=== Section Start ===

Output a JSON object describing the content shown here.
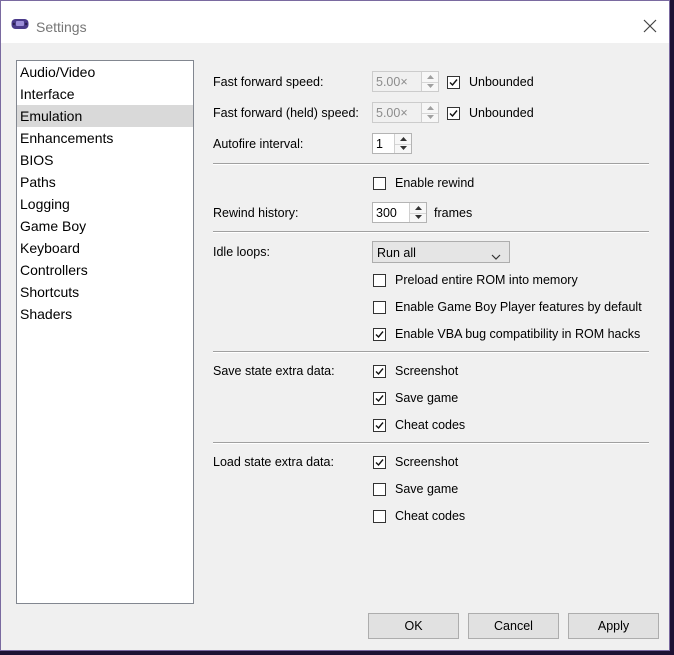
{
  "window": {
    "title": "Settings"
  },
  "sidebar": {
    "items": [
      {
        "label": "Audio/Video"
      },
      {
        "label": "Interface"
      },
      {
        "label": "Emulation"
      },
      {
        "label": "Enhancements"
      },
      {
        "label": "BIOS"
      },
      {
        "label": "Paths"
      },
      {
        "label": "Logging"
      },
      {
        "label": "Game Boy"
      },
      {
        "label": "Keyboard"
      },
      {
        "label": "Controllers"
      },
      {
        "label": "Shortcuts"
      },
      {
        "label": "Shaders"
      }
    ],
    "selected": "Emulation"
  },
  "emulation": {
    "fast_forward_speed": {
      "label": "Fast forward speed:",
      "value": "5.00×",
      "unbounded_label": "Unbounded",
      "unbounded": true
    },
    "fast_forward_held_speed": {
      "label": "Fast forward (held) speed:",
      "value": "5.00×",
      "unbounded_label": "Unbounded",
      "unbounded": true
    },
    "autofire_interval": {
      "label": "Autofire interval:",
      "value": "1"
    },
    "enable_rewind": {
      "label": "Enable rewind",
      "checked": false
    },
    "rewind_history": {
      "label": "Rewind history:",
      "value": "300",
      "unit": "frames"
    },
    "idle_loops": {
      "label": "Idle loops:",
      "value": "Run all"
    },
    "preload_rom": {
      "label": "Preload entire ROM into memory",
      "checked": false
    },
    "gb_player": {
      "label": "Enable Game Boy Player features by default",
      "checked": false
    },
    "vba_bug": {
      "label": "Enable VBA bug compatibility in ROM hacks",
      "checked": true
    },
    "save_state": {
      "label": "Save state extra data:",
      "screenshot": {
        "label": "Screenshot",
        "checked": true
      },
      "save_game": {
        "label": "Save game",
        "checked": true
      },
      "cheat_codes": {
        "label": "Cheat codes",
        "checked": true
      }
    },
    "load_state": {
      "label": "Load state extra data:",
      "screenshot": {
        "label": "Screenshot",
        "checked": true
      },
      "save_game": {
        "label": "Save game",
        "checked": false
      },
      "cheat_codes": {
        "label": "Cheat codes",
        "checked": false
      }
    }
  },
  "buttons": {
    "ok": "OK",
    "cancel": "Cancel",
    "apply": "Apply"
  },
  "colors": {
    "window_bg": "#f0f0f0",
    "desktop_bg": "#1c1233",
    "selected_item": "#d9d9d9"
  },
  "icons": {
    "app": "gamepad-icon",
    "close": "close-icon",
    "spin_up": "arrow-up-icon",
    "spin_down": "arrow-down-icon",
    "combo": "chevron-down-icon",
    "check": "check-icon"
  }
}
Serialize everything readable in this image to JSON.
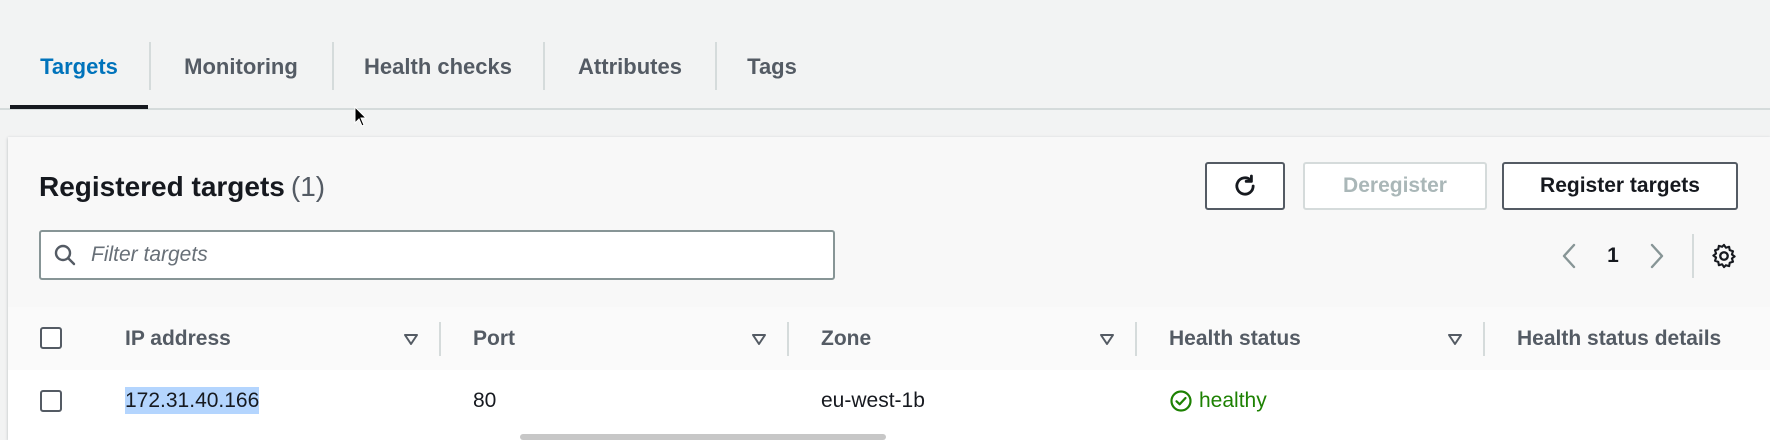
{
  "tabs": [
    {
      "label": "Targets",
      "active": true
    },
    {
      "label": "Monitoring",
      "active": false
    },
    {
      "label": "Health checks",
      "active": false
    },
    {
      "label": "Attributes",
      "active": false
    },
    {
      "label": "Tags",
      "active": false
    }
  ],
  "panel": {
    "title": "Registered targets",
    "count": "(1)",
    "buttons": {
      "refresh_icon": "refresh-icon",
      "deregister": "Deregister",
      "register": "Register targets"
    },
    "search": {
      "placeholder": "Filter targets",
      "value": ""
    },
    "pagination": {
      "current_page": "1"
    }
  },
  "table": {
    "columns": [
      "IP address",
      "Port",
      "Zone",
      "Health status",
      "Health status details"
    ],
    "rows": [
      {
        "ip": "172.31.40.166",
        "port": "80",
        "zone": "eu-west-1b",
        "health_status": "healthy",
        "health_details": ""
      }
    ]
  },
  "colors": {
    "accent": "#0073bb",
    "healthy": "#1d8102",
    "selection": "#b4d5fe"
  }
}
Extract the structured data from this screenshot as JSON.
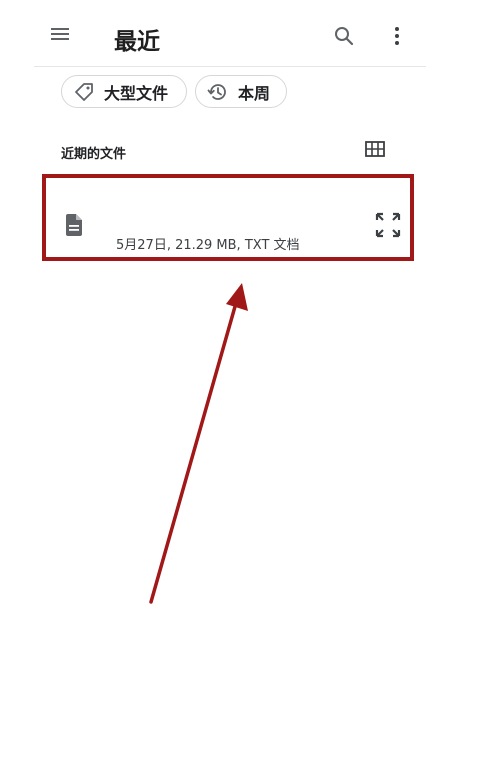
{
  "app_bar": {
    "title": "最近",
    "icons": [
      "menu-icon",
      "search-icon",
      "more-vert-icon"
    ]
  },
  "filters": [
    {
      "label": "大型文件",
      "icon": "label-tag-icon"
    },
    {
      "label": "本周",
      "icon": "history-icon"
    }
  ],
  "section": {
    "title": "近期的文件",
    "view_toggle_icon": "grid-view-icon"
  },
  "files": [
    {
      "meta": "5月27日, 21.29 MB, TXT 文档",
      "icon": "document-icon",
      "action_icon": "expand-icon"
    }
  ],
  "annotation": {
    "highlight_color": "#a01818",
    "arrow_color": "#a01818"
  }
}
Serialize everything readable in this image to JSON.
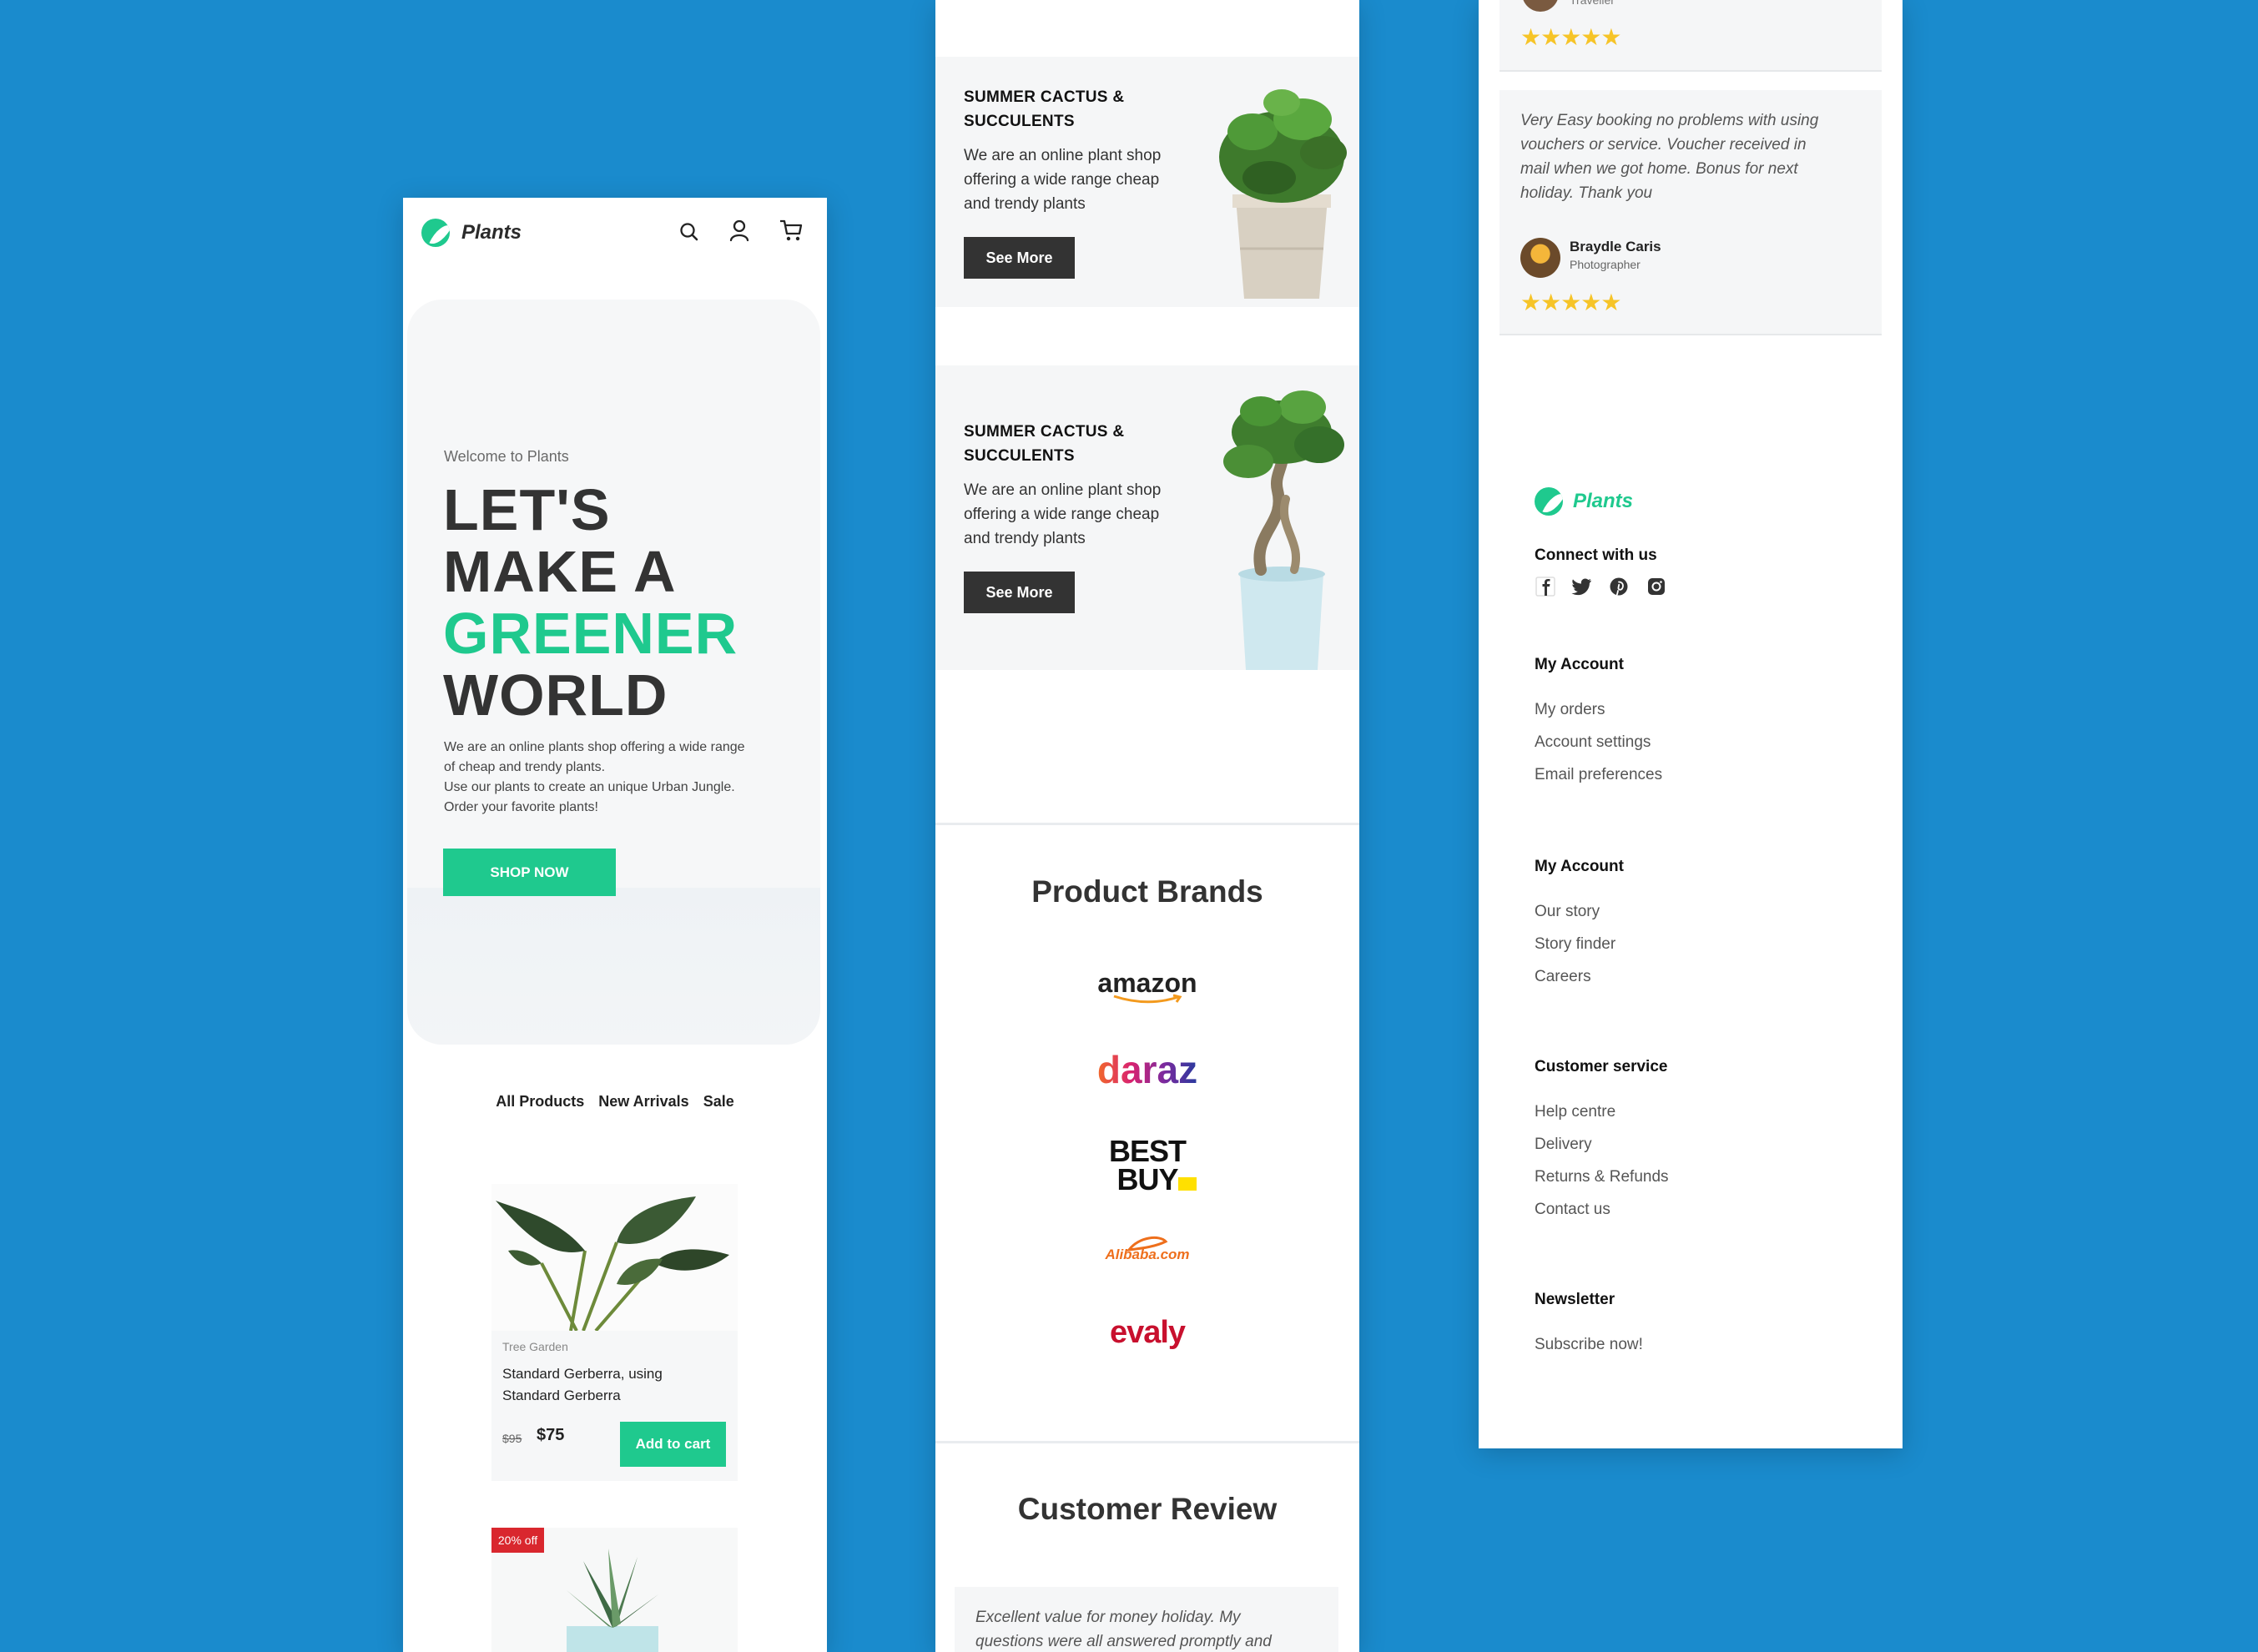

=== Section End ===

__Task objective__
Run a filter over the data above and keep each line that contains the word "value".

__Reply to the task__
      "value": "5.00×",
      "value": "5.00×",
      "value": "1"
      "value": "300",
      "value": "Run all"
      "value": ""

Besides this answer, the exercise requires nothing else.